[Dataset rows describing interfaces]
________

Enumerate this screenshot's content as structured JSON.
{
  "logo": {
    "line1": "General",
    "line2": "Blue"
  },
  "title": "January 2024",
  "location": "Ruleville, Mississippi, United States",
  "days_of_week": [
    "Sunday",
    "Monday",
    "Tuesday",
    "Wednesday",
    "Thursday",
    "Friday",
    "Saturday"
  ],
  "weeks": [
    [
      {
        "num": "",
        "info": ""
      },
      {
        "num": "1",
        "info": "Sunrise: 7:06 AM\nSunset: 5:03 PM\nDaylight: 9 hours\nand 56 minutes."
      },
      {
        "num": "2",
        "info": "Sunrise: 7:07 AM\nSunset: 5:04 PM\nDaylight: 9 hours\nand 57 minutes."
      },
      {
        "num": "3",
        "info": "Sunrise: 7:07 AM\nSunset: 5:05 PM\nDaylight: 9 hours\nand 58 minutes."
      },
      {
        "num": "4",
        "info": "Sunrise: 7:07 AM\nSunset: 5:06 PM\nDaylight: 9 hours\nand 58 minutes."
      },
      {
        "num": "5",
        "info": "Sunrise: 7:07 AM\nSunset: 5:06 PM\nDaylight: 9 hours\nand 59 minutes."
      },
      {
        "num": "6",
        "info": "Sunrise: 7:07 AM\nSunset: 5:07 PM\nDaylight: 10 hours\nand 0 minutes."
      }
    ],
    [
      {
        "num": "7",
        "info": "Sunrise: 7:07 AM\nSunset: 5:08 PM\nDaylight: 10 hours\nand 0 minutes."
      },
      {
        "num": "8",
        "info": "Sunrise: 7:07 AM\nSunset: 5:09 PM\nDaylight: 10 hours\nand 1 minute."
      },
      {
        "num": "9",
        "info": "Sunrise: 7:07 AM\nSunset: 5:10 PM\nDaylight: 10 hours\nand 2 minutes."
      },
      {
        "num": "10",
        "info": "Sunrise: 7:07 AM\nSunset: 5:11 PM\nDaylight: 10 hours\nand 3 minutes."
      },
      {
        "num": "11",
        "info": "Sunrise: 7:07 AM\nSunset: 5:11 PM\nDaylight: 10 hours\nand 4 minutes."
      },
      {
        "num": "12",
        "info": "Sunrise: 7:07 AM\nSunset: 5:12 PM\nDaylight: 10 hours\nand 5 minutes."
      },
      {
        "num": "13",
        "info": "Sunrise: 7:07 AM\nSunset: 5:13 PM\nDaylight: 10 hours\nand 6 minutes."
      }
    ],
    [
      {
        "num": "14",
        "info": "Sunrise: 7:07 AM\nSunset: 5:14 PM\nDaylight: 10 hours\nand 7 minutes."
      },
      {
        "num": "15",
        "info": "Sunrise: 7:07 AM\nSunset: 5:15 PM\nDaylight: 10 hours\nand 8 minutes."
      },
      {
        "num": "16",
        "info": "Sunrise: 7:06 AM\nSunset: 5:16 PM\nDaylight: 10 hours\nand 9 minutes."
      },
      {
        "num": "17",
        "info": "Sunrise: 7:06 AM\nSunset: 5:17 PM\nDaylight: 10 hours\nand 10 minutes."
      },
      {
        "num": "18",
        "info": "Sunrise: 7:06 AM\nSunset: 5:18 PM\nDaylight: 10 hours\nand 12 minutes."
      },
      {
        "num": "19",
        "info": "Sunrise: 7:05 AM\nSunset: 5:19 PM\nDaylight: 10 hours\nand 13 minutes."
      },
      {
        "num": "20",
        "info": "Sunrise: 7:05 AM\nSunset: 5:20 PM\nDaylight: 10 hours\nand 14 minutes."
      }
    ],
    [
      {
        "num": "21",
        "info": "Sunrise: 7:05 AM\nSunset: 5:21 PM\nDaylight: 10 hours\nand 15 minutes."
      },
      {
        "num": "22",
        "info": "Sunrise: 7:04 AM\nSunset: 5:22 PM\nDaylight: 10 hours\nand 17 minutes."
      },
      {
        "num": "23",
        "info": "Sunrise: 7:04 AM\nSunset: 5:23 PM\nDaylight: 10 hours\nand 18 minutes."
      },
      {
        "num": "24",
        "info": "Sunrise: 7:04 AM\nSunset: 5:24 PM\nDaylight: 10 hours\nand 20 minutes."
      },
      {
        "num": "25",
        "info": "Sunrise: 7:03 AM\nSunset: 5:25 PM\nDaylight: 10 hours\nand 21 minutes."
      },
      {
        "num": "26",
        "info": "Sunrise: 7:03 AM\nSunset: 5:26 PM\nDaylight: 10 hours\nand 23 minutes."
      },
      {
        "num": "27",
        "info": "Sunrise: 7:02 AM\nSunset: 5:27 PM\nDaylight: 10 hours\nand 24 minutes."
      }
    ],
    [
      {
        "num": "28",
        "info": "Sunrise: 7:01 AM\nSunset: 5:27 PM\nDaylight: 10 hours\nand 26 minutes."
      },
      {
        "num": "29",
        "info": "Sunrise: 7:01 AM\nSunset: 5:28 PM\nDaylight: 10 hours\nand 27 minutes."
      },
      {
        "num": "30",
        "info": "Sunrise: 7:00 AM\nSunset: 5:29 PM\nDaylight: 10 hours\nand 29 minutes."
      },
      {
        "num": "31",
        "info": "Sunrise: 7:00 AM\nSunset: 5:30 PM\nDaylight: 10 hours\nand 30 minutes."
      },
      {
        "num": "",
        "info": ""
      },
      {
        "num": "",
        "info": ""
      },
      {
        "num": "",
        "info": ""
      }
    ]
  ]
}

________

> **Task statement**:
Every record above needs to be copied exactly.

> **Solution for this task**:
Enumerate this screenshot's content as structured JSON.
{
  "logo": {
    "line1": "General",
    "line2": "Blue"
  },
  "title": "January 2024",
  "location": "Ruleville, Mississippi, United States",
  "days_of_week": [
    "Sunday",
    "Monday",
    "Tuesday",
    "Wednesday",
    "Thursday",
    "Friday",
    "Saturday"
  ],
  "weeks": [
    [
      {
        "num": "",
        "info": ""
      },
      {
        "num": "1",
        "info": "Sunrise: 7:06 AM\nSunset: 5:03 PM\nDaylight: 9 hours\nand 56 minutes."
      },
      {
        "num": "2",
        "info": "Sunrise: 7:07 AM\nSunset: 5:04 PM\nDaylight: 9 hours\nand 57 minutes."
      },
      {
        "num": "3",
        "info": "Sunrise: 7:07 AM\nSunset: 5:05 PM\nDaylight: 9 hours\nand 58 minutes."
      },
      {
        "num": "4",
        "info": "Sunrise: 7:07 AM\nSunset: 5:06 PM\nDaylight: 9 hours\nand 58 minutes."
      },
      {
        "num": "5",
        "info": "Sunrise: 7:07 AM\nSunset: 5:06 PM\nDaylight: 9 hours\nand 59 minutes."
      },
      {
        "num": "6",
        "info": "Sunrise: 7:07 AM\nSunset: 5:07 PM\nDaylight: 10 hours\nand 0 minutes."
      }
    ],
    [
      {
        "num": "7",
        "info": "Sunrise: 7:07 AM\nSunset: 5:08 PM\nDaylight: 10 hours\nand 0 minutes."
      },
      {
        "num": "8",
        "info": "Sunrise: 7:07 AM\nSunset: 5:09 PM\nDaylight: 10 hours\nand 1 minute."
      },
      {
        "num": "9",
        "info": "Sunrise: 7:07 AM\nSunset: 5:10 PM\nDaylight: 10 hours\nand 2 minutes."
      },
      {
        "num": "10",
        "info": "Sunrise: 7:07 AM\nSunset: 5:11 PM\nDaylight: 10 hours\nand 3 minutes."
      },
      {
        "num": "11",
        "info": "Sunrise: 7:07 AM\nSunset: 5:11 PM\nDaylight: 10 hours\nand 4 minutes."
      },
      {
        "num": "12",
        "info": "Sunrise: 7:07 AM\nSunset: 5:12 PM\nDaylight: 10 hours\nand 5 minutes."
      },
      {
        "num": "13",
        "info": "Sunrise: 7:07 AM\nSunset: 5:13 PM\nDaylight: 10 hours\nand 6 minutes."
      }
    ],
    [
      {
        "num": "14",
        "info": "Sunrise: 7:07 AM\nSunset: 5:14 PM\nDaylight: 10 hours\nand 7 minutes."
      },
      {
        "num": "15",
        "info": "Sunrise: 7:07 AM\nSunset: 5:15 PM\nDaylight: 10 hours\nand 8 minutes."
      },
      {
        "num": "16",
        "info": "Sunrise: 7:06 AM\nSunset: 5:16 PM\nDaylight: 10 hours\nand 9 minutes."
      },
      {
        "num": "17",
        "info": "Sunrise: 7:06 AM\nSunset: 5:17 PM\nDaylight: 10 hours\nand 10 minutes."
      },
      {
        "num": "18",
        "info": "Sunrise: 7:06 AM\nSunset: 5:18 PM\nDaylight: 10 hours\nand 12 minutes."
      },
      {
        "num": "19",
        "info": "Sunrise: 7:05 AM\nSunset: 5:19 PM\nDaylight: 10 hours\nand 13 minutes."
      },
      {
        "num": "20",
        "info": "Sunrise: 7:05 AM\nSunset: 5:20 PM\nDaylight: 10 hours\nand 14 minutes."
      }
    ],
    [
      {
        "num": "21",
        "info": "Sunrise: 7:05 AM\nSunset: 5:21 PM\nDaylight: 10 hours\nand 15 minutes."
      },
      {
        "num": "22",
        "info": "Sunrise: 7:04 AM\nSunset: 5:22 PM\nDaylight: 10 hours\nand 17 minutes."
      },
      {
        "num": "23",
        "info": "Sunrise: 7:04 AM\nSunset: 5:23 PM\nDaylight: 10 hours\nand 18 minutes."
      },
      {
        "num": "24",
        "info": "Sunrise: 7:04 AM\nSunset: 5:24 PM\nDaylight: 10 hours\nand 20 minutes."
      },
      {
        "num": "25",
        "info": "Sunrise: 7:03 AM\nSunset: 5:25 PM\nDaylight: 10 hours\nand 21 minutes."
      },
      {
        "num": "26",
        "info": "Sunrise: 7:03 AM\nSunset: 5:26 PM\nDaylight: 10 hours\nand 23 minutes."
      },
      {
        "num": "27",
        "info": "Sunrise: 7:02 AM\nSunset: 5:27 PM\nDaylight: 10 hours\nand 24 minutes."
      }
    ],
    [
      {
        "num": "28",
        "info": "Sunrise: 7:01 AM\nSunset: 5:27 PM\nDaylight: 10 hours\nand 26 minutes."
      },
      {
        "num": "29",
        "info": "Sunrise: 7:01 AM\nSunset: 5:28 PM\nDaylight: 10 hours\nand 27 minutes."
      },
      {
        "num": "30",
        "info": "Sunrise: 7:00 AM\nSunset: 5:29 PM\nDaylight: 10 hours\nand 29 minutes."
      },
      {
        "num": "31",
        "info": "Sunrise: 7:00 AM\nSunset: 5:30 PM\nDaylight: 10 hours\nand 30 minutes."
      },
      {
        "num": "",
        "info": ""
      },
      {
        "num": "",
        "info": ""
      },
      {
        "num": "",
        "info": ""
      }
    ]
  ]
}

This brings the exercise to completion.